(TO DO) Print the data that follows, exactly and completely.

(INPUT FOR THIS TASK)
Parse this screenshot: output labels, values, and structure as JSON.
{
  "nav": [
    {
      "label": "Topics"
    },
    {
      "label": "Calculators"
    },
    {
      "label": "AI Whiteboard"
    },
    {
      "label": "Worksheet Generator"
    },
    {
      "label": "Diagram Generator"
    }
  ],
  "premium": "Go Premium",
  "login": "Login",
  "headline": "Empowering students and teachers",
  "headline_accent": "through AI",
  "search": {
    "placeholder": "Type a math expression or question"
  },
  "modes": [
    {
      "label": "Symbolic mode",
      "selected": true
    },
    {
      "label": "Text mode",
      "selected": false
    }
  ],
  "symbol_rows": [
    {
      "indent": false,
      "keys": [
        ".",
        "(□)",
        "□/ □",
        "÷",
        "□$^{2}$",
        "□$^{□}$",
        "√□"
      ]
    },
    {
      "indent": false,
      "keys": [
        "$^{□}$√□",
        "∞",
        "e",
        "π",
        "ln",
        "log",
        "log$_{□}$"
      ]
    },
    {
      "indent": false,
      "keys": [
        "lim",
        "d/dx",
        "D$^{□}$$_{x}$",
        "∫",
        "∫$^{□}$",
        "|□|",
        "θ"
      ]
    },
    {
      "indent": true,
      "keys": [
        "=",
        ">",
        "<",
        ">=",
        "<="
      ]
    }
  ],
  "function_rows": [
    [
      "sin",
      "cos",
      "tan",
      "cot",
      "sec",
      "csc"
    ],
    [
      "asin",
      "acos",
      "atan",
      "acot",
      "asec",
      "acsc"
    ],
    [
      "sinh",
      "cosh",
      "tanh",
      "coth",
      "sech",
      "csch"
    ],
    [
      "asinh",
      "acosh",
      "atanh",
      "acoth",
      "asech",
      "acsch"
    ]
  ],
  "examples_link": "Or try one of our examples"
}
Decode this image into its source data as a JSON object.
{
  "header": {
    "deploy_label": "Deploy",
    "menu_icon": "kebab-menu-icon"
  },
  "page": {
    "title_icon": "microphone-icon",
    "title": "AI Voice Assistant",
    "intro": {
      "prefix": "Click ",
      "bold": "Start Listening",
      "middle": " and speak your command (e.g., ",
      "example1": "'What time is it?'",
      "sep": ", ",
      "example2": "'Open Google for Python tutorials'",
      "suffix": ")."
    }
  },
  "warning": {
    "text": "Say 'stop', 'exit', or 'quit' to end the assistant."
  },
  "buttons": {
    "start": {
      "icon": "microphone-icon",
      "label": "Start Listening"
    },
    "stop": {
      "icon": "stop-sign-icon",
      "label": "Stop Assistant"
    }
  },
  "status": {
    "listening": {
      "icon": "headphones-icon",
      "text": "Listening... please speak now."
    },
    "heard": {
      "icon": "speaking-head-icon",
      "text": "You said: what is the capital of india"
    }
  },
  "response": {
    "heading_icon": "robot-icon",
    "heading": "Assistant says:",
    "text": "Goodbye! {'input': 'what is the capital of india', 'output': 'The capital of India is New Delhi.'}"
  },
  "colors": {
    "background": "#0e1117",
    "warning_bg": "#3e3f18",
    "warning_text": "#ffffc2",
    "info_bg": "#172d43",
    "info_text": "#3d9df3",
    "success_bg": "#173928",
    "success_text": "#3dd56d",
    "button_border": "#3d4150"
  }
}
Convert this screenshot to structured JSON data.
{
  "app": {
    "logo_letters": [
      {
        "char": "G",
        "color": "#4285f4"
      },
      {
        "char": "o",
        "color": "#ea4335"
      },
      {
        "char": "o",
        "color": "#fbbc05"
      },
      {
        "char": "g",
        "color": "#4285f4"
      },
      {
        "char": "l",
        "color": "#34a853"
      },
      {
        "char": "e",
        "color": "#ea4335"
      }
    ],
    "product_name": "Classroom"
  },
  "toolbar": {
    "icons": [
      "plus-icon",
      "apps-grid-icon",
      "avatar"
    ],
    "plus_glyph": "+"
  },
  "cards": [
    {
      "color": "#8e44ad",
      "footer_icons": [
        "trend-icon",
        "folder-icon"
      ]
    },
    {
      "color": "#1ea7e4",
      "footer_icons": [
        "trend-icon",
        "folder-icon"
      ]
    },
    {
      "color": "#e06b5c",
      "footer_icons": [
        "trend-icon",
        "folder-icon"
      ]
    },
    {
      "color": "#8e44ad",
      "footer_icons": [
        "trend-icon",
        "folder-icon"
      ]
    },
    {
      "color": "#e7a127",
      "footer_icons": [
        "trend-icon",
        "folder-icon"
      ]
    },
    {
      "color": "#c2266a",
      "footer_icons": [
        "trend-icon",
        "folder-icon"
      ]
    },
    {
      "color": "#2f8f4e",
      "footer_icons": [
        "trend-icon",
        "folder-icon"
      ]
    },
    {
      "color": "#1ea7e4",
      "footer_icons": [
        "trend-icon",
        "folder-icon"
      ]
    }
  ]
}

(EXERCISE SOLUTION)
Parse this screenshot: output labels, values, and structure as JSON.
{
  "nav": [
    {
      "label": "Topics"
    },
    {
      "label": "Calculators"
    },
    {
      "label": "AI Whiteboard"
    },
    {
      "label": "Worksheet Generator"
    },
    {
      "label": "Diagram Generator"
    }
  ],
  "premium": "Go Premium",
  "login": "Login",
  "headline": "Empowering students and teachers",
  "headline_accent": "through AI",
  "search": {
    "placeholder": "Type a math expression or question"
  },
  "modes": [
    {
      "label": "Symbolic mode",
      "selected": true
    },
    {
      "label": "Text mode",
      "selected": false
    }
  ],
  "symbol_rows": [
    {
      "indent": false,
      "keys": [
        ".",
        "(□)",
        "□/ □",
        "÷",
        "□$^{2}$",
        "□$^{□}$",
        "√□"
      ]
    },
    {
      "indent": false,
      "keys": [
        "$^{□}$√□",
        "∞",
        "e",
        "π",
        "ln",
        "log",
        "log$_{□}$"
      ]
    },
    {
      "indent": false,
      "keys": [
        "lim",
        "d/dx",
        "D$^{□}$$_{x}$",
        "∫",
        "∫$^{□}$",
        "|□|",
        "θ"
      ]
    },
    {
      "indent": true,
      "keys": [
        "=",
        ">",
        "<",
        ">=",
        "<="
      ]
    }
  ],
  "function_rows": [
    [
      "sin",
      "cos",
      "tan",
      "cot",
      "sec",
      "csc"
    ],
    [
      "asin",
      "acos",
      "atan",
      "acot",
      "asec",
      "acsc"
    ],
    [
      "sinh",
      "cosh",
      "tanh",
      "coth",
      "sech",
      "csch"
    ],
    [
      "asinh",
      "acosh",
      "atanh",
      "acoth",
      "asech",
      "acsch"
    ]
  ],
  "examples_link": "Or try one of our examples"
}
Decode this image into its source data as a JSON object.
{
  "header": {
    "deploy_label": "Deploy",
    "menu_icon": "kebab-menu-icon"
  },
  "page": {
    "title_icon": "microphone-icon",
    "title": "AI Voice Assistant",
    "intro": {
      "prefix": "Click ",
      "bold": "Start Listening",
      "middle": " and speak your command (e.g., ",
      "example1": "'What time is it?'",
      "sep": ", ",
      "example2": "'Open Google for Python tutorials'",
      "suffix": ")."
    }
  },
  "warning": {
    "text": "Say 'stop', 'exit', or 'quit' to end the assistant."
  },
  "buttons": {
    "start": {
      "icon": "microphone-icon",
      "label": "Start Listening"
    },
    "stop": {
      "icon": "stop-sign-icon",
      "label": "Stop Assistant"
    }
  },
  "status": {
    "listening": {
      "icon": "headphones-icon",
      "text": "Listening... please speak now."
    },
    "heard": {
      "icon": "speaking-head-icon",
      "text": "You said: what is the capital of india"
    }
  },
  "response": {
    "heading_icon": "robot-icon",
    "heading": "Assistant says:",
    "text": "Goodbye! {'input': 'what is the capital of india', 'output': 'The capital of India is New Delhi.'}"
  },
  "colors": {
    "background": "#0e1117",
    "warning_bg": "#3e3f18",
    "warning_text": "#ffffc2",
    "info_bg": "#172d43",
    "info_text": "#3d9df3",
    "success_bg": "#173928",
    "success_text": "#3dd56d",
    "button_border": "#3d4150"
  }
}
Convert this screenshot to structured JSON data.
{
  "app": {
    "logo_letters": [
      {
        "char": "G",
        "color": "#4285f4"
      },
      {
        "char": "o",
        "color": "#ea4335"
      },
      {
        "char": "o",
        "color": "#fbbc05"
      },
      {
        "char": "g",
        "color": "#4285f4"
      },
      {
        "char": "l",
        "color": "#34a853"
      },
      {
        "char": "e",
        "color": "#ea4335"
      }
    ],
    "product_name": "Classroom"
  },
  "toolbar": {
    "icons": [
      "plus-icon",
      "apps-grid-icon",
      "avatar"
    ],
    "plus_glyph": "+"
  },
  "cards": [
    {
      "color": "#8e44ad",
      "footer_icons": [
        "trend-icon",
        "folder-icon"
      ]
    },
    {
      "color": "#1ea7e4",
      "footer_icons": [
        "trend-icon",
        "folder-icon"
      ]
    },
    {
      "color": "#e06b5c",
      "footer_icons": [
        "trend-icon",
        "folder-icon"
      ]
    },
    {
      "color": "#8e44ad",
      "footer_icons": [
        "trend-icon",
        "folder-icon"
      ]
    },
    {
      "color": "#e7a127",
      "footer_icons": [
        "trend-icon",
        "folder-icon"
      ]
    },
    {
      "color": "#c2266a",
      "footer_icons": [
        "trend-icon",
        "folder-icon"
      ]
    },
    {
      "color": "#2f8f4e",
      "footer_icons": [
        "trend-icon",
        "folder-icon"
      ]
    },
    {
      "color": "#1ea7e4",
      "footer_icons": [
        "trend-icon",
        "folder-icon"
      ]
    }
  ]
}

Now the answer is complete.